**Excerpts from an interface dataset**.
☆ ☆ ☆

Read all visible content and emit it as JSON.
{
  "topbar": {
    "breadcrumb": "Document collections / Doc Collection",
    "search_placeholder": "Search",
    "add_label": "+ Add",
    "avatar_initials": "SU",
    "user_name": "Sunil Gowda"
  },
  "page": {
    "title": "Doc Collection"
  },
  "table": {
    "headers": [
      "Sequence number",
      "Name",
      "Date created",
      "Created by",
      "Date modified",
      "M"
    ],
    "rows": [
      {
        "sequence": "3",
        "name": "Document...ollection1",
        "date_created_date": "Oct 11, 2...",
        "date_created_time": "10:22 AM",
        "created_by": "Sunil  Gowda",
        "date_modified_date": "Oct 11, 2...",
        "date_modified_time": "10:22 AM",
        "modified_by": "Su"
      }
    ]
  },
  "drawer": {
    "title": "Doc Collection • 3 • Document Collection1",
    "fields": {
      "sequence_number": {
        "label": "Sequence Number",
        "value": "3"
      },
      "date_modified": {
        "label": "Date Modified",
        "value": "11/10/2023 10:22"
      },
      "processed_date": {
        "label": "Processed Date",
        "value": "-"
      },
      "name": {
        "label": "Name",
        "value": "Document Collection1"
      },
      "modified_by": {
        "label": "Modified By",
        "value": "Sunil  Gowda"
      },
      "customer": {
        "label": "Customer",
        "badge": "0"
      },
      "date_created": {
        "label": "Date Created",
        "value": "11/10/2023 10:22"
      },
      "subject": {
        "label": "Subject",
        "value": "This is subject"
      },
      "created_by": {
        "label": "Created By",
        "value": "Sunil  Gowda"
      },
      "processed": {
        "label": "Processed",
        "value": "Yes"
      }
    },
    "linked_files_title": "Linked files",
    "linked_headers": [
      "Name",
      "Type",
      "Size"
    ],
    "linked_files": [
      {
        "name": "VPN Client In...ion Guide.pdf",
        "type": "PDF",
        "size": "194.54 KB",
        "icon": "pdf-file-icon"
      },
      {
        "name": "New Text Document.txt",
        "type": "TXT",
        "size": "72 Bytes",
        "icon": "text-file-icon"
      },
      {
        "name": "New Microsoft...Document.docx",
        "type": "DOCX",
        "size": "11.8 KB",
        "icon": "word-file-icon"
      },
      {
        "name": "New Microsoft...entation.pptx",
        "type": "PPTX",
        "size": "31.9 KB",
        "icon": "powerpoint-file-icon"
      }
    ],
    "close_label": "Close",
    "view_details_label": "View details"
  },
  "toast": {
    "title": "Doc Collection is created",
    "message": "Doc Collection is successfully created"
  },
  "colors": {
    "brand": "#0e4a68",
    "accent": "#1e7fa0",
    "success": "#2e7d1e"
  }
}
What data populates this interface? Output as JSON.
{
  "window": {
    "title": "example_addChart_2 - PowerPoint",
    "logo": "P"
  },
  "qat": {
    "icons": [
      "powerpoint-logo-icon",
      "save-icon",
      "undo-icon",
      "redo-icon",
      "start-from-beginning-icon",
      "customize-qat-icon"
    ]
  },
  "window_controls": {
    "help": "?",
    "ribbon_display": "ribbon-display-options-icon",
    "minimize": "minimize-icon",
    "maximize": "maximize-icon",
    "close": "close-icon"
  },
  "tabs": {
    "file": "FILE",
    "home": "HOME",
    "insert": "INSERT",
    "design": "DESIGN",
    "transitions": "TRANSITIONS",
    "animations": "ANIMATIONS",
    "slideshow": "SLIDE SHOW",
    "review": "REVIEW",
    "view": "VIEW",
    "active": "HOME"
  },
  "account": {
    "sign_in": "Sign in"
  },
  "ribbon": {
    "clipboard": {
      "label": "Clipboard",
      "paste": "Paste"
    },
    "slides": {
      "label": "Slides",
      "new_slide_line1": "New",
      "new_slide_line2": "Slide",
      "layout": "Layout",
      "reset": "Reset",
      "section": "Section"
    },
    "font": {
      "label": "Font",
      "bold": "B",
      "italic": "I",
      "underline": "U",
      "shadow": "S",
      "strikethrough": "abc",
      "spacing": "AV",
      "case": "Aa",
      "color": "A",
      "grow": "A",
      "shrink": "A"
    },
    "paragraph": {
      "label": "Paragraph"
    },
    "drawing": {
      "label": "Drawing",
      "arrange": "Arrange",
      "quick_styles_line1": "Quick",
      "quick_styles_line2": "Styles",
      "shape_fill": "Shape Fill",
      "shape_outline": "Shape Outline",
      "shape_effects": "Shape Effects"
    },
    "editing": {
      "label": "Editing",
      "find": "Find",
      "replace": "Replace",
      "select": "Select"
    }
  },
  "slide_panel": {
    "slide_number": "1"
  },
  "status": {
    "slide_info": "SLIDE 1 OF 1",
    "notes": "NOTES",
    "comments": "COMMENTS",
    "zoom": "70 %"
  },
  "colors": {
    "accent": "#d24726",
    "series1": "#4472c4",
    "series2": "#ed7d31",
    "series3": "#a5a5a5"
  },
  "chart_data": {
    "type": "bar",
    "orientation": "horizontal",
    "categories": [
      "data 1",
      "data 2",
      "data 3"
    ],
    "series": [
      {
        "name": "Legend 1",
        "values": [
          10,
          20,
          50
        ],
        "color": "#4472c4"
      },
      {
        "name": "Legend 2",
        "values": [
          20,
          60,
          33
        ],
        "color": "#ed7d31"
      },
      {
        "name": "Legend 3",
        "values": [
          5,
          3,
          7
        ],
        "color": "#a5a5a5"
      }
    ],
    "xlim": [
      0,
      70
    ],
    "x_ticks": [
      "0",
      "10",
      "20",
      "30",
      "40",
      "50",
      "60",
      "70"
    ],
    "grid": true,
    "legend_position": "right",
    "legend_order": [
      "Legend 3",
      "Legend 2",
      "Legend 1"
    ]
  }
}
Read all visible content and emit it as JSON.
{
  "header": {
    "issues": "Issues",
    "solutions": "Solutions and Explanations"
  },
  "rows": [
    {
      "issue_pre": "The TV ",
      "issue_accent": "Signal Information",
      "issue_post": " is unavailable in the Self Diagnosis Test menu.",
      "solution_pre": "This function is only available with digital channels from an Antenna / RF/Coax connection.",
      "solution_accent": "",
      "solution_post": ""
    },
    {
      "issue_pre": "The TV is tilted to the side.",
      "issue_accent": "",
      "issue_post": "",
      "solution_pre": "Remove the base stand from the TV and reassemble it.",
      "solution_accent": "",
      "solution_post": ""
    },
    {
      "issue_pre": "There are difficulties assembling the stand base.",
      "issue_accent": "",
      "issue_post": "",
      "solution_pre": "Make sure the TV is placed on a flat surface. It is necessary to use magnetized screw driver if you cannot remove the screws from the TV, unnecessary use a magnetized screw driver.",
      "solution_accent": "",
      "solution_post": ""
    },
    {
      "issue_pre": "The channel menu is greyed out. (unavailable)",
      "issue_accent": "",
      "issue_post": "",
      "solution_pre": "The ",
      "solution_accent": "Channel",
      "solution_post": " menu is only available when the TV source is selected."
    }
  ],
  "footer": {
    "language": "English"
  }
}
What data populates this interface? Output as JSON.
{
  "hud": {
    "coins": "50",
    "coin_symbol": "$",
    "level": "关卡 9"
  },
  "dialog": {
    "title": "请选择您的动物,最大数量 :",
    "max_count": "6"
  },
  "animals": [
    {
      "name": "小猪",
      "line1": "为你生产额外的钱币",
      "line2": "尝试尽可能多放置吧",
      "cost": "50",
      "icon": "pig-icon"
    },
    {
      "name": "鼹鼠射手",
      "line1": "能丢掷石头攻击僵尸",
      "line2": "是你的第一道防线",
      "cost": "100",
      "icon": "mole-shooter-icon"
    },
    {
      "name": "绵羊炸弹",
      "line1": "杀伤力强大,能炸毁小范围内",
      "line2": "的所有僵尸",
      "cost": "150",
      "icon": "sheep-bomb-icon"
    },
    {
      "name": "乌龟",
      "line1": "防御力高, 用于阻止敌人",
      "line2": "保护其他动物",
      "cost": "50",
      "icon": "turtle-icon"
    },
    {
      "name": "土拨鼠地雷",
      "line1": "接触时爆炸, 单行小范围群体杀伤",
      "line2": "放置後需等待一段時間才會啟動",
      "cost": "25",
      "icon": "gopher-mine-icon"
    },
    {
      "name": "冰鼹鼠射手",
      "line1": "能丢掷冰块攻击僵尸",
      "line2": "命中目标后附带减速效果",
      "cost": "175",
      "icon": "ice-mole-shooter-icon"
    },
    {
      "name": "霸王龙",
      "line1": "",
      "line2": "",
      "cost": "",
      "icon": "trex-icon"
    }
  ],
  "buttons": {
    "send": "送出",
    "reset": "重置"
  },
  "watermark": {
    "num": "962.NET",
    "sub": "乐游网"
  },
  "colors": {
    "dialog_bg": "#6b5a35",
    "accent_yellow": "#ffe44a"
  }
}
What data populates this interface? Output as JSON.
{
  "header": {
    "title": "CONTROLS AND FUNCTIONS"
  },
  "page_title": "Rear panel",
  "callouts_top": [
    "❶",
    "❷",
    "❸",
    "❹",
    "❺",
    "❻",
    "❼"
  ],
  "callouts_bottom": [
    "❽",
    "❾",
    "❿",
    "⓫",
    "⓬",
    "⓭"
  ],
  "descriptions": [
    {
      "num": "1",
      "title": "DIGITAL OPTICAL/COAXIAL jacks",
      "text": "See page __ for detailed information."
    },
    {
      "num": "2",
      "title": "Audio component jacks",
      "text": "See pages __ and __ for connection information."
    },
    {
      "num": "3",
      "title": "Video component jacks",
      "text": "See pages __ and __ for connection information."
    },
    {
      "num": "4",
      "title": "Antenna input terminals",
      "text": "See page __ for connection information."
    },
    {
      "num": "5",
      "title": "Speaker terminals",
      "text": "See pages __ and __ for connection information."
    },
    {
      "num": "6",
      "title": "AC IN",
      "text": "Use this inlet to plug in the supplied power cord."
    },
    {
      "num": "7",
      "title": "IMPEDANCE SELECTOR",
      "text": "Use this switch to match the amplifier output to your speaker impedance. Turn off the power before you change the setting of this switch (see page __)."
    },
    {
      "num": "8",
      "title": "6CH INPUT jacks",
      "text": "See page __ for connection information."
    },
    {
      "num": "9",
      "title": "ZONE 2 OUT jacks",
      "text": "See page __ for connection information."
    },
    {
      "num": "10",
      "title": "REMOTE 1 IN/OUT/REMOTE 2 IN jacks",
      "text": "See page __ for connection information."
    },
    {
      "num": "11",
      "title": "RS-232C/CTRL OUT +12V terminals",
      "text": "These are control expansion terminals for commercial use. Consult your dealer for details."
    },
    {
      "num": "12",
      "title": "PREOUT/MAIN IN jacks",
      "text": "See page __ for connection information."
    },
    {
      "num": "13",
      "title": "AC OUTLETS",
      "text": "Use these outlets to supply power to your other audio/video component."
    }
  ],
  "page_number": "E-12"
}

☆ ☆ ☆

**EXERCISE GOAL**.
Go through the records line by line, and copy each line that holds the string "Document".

**EXERCISE ANSWER**.
    "breadcrumb": "Document collections / Doc Collection",
        "name": "Document...ollection1",
    "title": "Doc Collection • 3 • Document Collection1",
        "value": "Document Collection1"
        "name": "New Text Document.txt",
        "name": "New Microsoft...Document.docx",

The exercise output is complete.